Facebook Twitter Pinterest. Topics Coconuts The Observer. Reuse this content. Order by newest oldest recommendations. They found that those in the group who ate the most Mediterranean diets were around 66 per cent more likely to get pregnant and give birth to a live baby than those in the group whose diets were relatively less Mediterranean. New Delhi: Child and maternal malnutrition posed the most challenging health risk in India in , followed by air pollution, dietary risks, high blood pressure and diabetes, according to the Economic Survey , presented in Parliament on Monday.
India is a country of 1. India has 29 states and 7 territories, with the populations of many states exceeding those of large countries. There are more than distinct ethnic groups in India who speak languages, of which 23 are considered official languages that are spoken by more than a million native speakers. India also has one of the fastest growing economies in the world. Along with rapid globalization and technological transformations, however, have come health problems, such as obesity, hypertension, and type 2 diabetes.
A new report has highlighted the need for the world to look at more sustainable ways of feeding livestock, as half of all agricultural land is used for feed production. Titled 'The Feed Behind Our Food', the report highlights its significant impacts on environmental health and food security. This call for increased scrutiny comes at a time when animal feed production is projected to grow exponentially to meet future demand. Already, nearly half of global agricultural land is used for livestock feed production and more than a fifth of wild caught fish is fed to animals.
Algae are being used to develop new technology to clean up waste. The ALG-AD project could potentially result in a circular economy solution whereby excess waste nutrients produced from anaerobic digestion of food and farm waste are used to cultivate algal biomass for animal feed and other products of value. Sharing big data from satellite imagery and other Earth observations across Asia, the Middle East and east Africa is key to sustainability.
Food supplies can be unreliable.
Diet dreams are splashed across magazine covers and blare from the TV, offering tips and tricks, that will, readers and viewers are promised, make weight loss easy and fast. Diet books making similar claims can be found at the top of the best-seller list without fail, every January. But where does this obsession with losing weight to reach some kind of idealized body type come from?

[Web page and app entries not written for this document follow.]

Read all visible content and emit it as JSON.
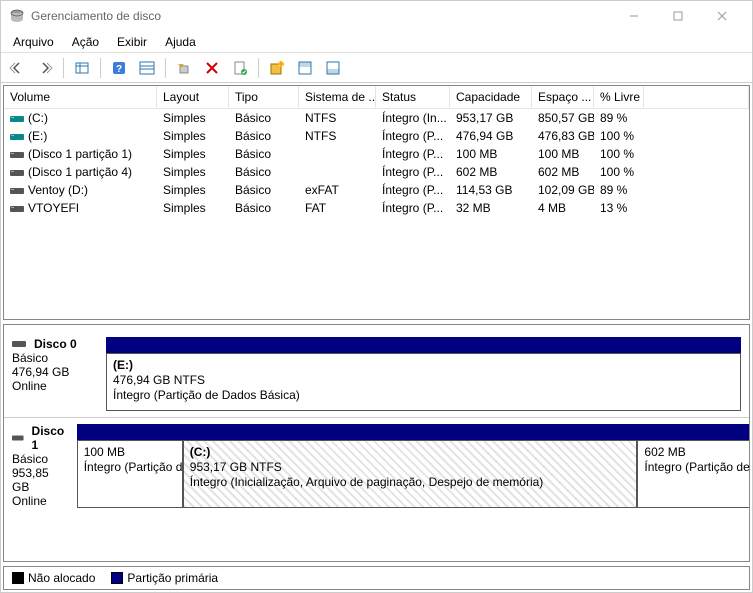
{
  "window": {
    "title": "Gerenciamento de disco"
  },
  "menu": {
    "file": "Arquivo",
    "action": "Ação",
    "view": "Exibir",
    "help": "Ajuda"
  },
  "columns": {
    "volume": "Volume",
    "layout": "Layout",
    "type": "Tipo",
    "filesystem": "Sistema de ...",
    "status": "Status",
    "capacity": "Capacidade",
    "free": "Espaço ...",
    "pctfree": "% Livre"
  },
  "volumes": [
    {
      "icon": "teal",
      "name": "(C:)",
      "layout": "Simples",
      "type": "Básico",
      "fs": "NTFS",
      "status": "Íntegro (In...",
      "cap": "953,17 GB",
      "free": "850,57 GB",
      "pct": "89 %"
    },
    {
      "icon": "teal",
      "name": "(E:)",
      "layout": "Simples",
      "type": "Básico",
      "fs": "NTFS",
      "status": "Íntegro (P...",
      "cap": "476,94 GB",
      "free": "476,83 GB",
      "pct": "100 %"
    },
    {
      "icon": "dark",
      "name": "(Disco 1 partição 1)",
      "layout": "Simples",
      "type": "Básico",
      "fs": "",
      "status": "Íntegro (P...",
      "cap": "100 MB",
      "free": "100 MB",
      "pct": "100 %"
    },
    {
      "icon": "dark",
      "name": "(Disco 1 partição 4)",
      "layout": "Simples",
      "type": "Básico",
      "fs": "",
      "status": "Íntegro (P...",
      "cap": "602 MB",
      "free": "602 MB",
      "pct": "100 %"
    },
    {
      "icon": "dark",
      "name": "Ventoy (D:)",
      "layout": "Simples",
      "type": "Básico",
      "fs": "exFAT",
      "status": "Íntegro (P...",
      "cap": "114,53 GB",
      "free": "102,09 GB",
      "pct": "89 %"
    },
    {
      "icon": "dark",
      "name": "VTOYEFI",
      "layout": "Simples",
      "type": "Básico",
      "fs": "FAT",
      "status": "Íntegro (P...",
      "cap": "32 MB",
      "free": "4 MB",
      "pct": "13 %"
    }
  ],
  "disks": [
    {
      "name": "Disco 0",
      "type": "Básico",
      "size": "476,94 GB",
      "state": "Online",
      "parts": [
        {
          "width": "100%",
          "hatched": false,
          "label": "(E:)",
          "sub1": "476,94 GB NTFS",
          "sub2": "Íntegro (Partição de Dados Básica)"
        }
      ]
    },
    {
      "name": "Disco 1",
      "type": "Básico",
      "size": "953,85 GB",
      "state": "Online",
      "parts": [
        {
          "width": "14%",
          "hatched": false,
          "label": "",
          "sub1": "100 MB",
          "sub2": "Íntegro (Partição de Sistema EFI)"
        },
        {
          "width": "60%",
          "hatched": true,
          "label": "(C:)",
          "sub1": "953,17 GB NTFS",
          "sub2": "Íntegro (Inicialização, Arquivo de paginação, Despejo de memória)"
        },
        {
          "width": "26%",
          "hatched": false,
          "label": "",
          "sub1": "602 MB",
          "sub2": "Íntegro (Partição de Recuperação)"
        }
      ]
    }
  ],
  "legend": {
    "unallocated": "Não alocado",
    "primary": "Partição primária"
  }
}
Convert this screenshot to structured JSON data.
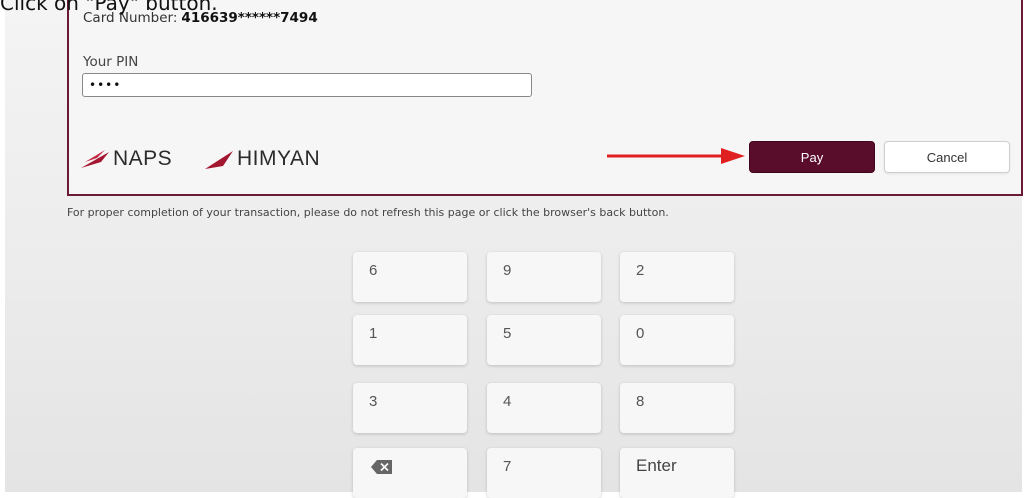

How long have gurus and doctors alike made millions from the West's preoccupation with the "d" word, and. Holy chickens: Did Medieval religious rules drive domestic chicken evolution? Chickens were domesticated from Asian jungle fowl around 6, years ago. Since domestication they have acquired a number of traits that are valuable to humans, including those concerning appearance, reduced aggression and faster egg-laying, although it is not known when and why these traits evolved. Now, an international team of scientists has combined DNA data from archaeological chicken bones with statistical modeling to pinpoint when these traits started to increase in frequency in Europe.
Red meat, TMAO, and your heart - Harvard Health
The ancient Greeks may have liberally indulged in wine, but that's not the only alcoholic beverage they imbibed, according to a new study that describes the discovery of two potential Bronze Age breweries. The "stout" discoveries mark what may be the oldest beer-making facilities in Greece and upend the notion that the region's ancient go-to drink was only wine, the researchers said.
One of the most famous Levantine exports of the 20th century was the Jaffa orange, and we have long associated the region with citrus. Today citrus orchards are a major component of the Mediterranean landscape and among the region's most important cultivated fruits.
Related Global Health Research Digest, Heart Disease and Stroke
Copyright 2019 - All Right Reserved